“We always figured you go to college to study to become a doctor or a nurse,” says Reyes.
On the recommendation of a high school teacher, Reyes took an internship at Felsomat during his senior year.
Felsomat hired Reyes after graduation, and he is now working toward a three-year degree in manufacturing at Harper College, which resuscitated a dormant manufacturing course in 2012 at the urging of local companies.
Career Academy, a public charter school located in South Bend, Indiana, also works with manufacturers to offer manufacturing and engineering courses.
For Ethan Wierenga, 15, Career Academy tailored a curriculum to his skills and recommended he also learn welding, an in-demand skill he could fall back on if he were ever to be unemployed.

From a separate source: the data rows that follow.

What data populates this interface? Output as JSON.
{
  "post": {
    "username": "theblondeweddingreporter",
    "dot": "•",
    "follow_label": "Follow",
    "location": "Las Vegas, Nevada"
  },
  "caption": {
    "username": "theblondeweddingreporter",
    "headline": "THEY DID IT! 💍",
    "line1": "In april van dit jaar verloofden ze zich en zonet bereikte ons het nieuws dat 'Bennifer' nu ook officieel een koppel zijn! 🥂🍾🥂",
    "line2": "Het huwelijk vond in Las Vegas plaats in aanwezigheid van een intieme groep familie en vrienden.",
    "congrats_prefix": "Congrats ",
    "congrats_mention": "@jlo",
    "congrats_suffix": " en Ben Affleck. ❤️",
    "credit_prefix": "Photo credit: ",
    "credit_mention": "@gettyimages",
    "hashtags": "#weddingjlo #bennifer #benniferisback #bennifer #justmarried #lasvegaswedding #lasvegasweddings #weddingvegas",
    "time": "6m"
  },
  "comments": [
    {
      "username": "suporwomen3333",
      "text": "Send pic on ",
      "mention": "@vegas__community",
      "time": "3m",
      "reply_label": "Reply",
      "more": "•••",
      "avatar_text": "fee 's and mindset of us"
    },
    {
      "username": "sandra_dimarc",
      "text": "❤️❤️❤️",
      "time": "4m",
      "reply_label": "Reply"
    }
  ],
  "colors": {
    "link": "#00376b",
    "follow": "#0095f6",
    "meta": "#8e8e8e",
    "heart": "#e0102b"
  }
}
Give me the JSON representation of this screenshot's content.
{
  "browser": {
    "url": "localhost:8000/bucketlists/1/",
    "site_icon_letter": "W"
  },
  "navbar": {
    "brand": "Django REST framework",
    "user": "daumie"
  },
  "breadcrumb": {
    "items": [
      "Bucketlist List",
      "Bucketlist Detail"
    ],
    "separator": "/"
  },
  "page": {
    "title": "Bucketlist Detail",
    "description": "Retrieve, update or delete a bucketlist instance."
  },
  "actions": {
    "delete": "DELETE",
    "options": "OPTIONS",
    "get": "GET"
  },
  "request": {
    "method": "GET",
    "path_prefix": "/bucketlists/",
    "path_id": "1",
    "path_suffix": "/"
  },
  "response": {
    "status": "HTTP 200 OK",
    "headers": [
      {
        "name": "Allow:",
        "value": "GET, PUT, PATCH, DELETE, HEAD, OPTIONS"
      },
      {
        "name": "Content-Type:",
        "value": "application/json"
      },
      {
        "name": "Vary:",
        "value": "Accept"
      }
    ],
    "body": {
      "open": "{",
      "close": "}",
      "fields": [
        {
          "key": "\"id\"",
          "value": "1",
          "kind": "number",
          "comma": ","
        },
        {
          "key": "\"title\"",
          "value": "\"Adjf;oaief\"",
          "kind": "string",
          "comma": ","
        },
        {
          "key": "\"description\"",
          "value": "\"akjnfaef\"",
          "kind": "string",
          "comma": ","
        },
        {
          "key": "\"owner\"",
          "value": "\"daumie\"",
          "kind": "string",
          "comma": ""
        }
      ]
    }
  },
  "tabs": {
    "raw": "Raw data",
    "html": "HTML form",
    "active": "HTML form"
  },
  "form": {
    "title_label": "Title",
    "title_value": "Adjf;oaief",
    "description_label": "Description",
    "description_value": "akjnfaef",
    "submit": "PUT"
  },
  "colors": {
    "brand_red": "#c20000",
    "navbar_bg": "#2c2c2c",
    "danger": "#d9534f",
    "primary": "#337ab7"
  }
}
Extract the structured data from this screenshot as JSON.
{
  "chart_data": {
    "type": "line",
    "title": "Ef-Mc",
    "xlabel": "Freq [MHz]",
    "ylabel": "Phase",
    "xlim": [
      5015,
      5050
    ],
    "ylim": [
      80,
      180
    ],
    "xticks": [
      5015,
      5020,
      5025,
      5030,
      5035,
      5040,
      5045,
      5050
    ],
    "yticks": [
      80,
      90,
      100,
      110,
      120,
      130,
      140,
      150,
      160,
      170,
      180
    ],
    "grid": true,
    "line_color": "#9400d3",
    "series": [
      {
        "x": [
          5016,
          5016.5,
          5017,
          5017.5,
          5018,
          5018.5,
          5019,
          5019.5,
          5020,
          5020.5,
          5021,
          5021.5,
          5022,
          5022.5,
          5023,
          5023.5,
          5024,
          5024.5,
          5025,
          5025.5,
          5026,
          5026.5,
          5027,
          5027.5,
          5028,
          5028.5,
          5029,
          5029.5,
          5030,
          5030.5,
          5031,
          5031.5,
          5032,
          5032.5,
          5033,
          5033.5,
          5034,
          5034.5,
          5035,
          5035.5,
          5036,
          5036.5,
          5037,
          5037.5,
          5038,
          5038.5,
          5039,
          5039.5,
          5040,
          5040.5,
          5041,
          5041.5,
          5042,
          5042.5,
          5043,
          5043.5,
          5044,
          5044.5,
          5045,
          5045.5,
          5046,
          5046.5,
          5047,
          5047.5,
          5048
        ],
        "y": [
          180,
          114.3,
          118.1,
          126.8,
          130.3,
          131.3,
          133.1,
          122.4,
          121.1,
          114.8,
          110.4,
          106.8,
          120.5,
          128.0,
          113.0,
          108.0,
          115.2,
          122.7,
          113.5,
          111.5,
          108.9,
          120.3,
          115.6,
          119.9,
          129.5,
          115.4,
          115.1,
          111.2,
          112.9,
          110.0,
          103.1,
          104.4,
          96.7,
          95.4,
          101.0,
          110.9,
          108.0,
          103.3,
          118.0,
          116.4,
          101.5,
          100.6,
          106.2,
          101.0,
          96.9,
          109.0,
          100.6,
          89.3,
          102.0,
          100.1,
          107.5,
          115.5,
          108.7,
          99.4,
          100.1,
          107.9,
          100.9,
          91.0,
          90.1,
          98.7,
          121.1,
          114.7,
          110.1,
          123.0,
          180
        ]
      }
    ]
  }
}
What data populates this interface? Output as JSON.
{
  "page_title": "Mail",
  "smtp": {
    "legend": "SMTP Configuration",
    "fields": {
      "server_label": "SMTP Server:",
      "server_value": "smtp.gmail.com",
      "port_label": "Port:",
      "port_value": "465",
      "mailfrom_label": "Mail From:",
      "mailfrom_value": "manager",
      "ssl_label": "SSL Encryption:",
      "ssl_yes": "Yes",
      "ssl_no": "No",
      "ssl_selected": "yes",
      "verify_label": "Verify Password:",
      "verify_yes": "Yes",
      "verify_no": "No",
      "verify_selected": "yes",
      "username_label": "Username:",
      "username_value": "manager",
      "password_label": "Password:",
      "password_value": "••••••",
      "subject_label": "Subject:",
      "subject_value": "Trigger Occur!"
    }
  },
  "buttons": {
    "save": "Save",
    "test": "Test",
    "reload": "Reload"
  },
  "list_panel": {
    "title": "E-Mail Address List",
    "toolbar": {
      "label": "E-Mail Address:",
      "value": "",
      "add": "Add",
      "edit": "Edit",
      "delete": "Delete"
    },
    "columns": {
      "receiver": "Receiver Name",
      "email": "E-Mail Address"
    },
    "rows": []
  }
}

Wage prospects for these new industrial workers might improve, too. Doug Porter, chief economist at BMO Financial Group, says employers will have to raise pay more to find the workers they want. The average pay for machine tool programmers has only risen 8 percent since 2008, just before the Great Recession took hold.
“There may be some areas where there are labor shortages,” Porter says. “But I am confident the market will adjust to meet demand.”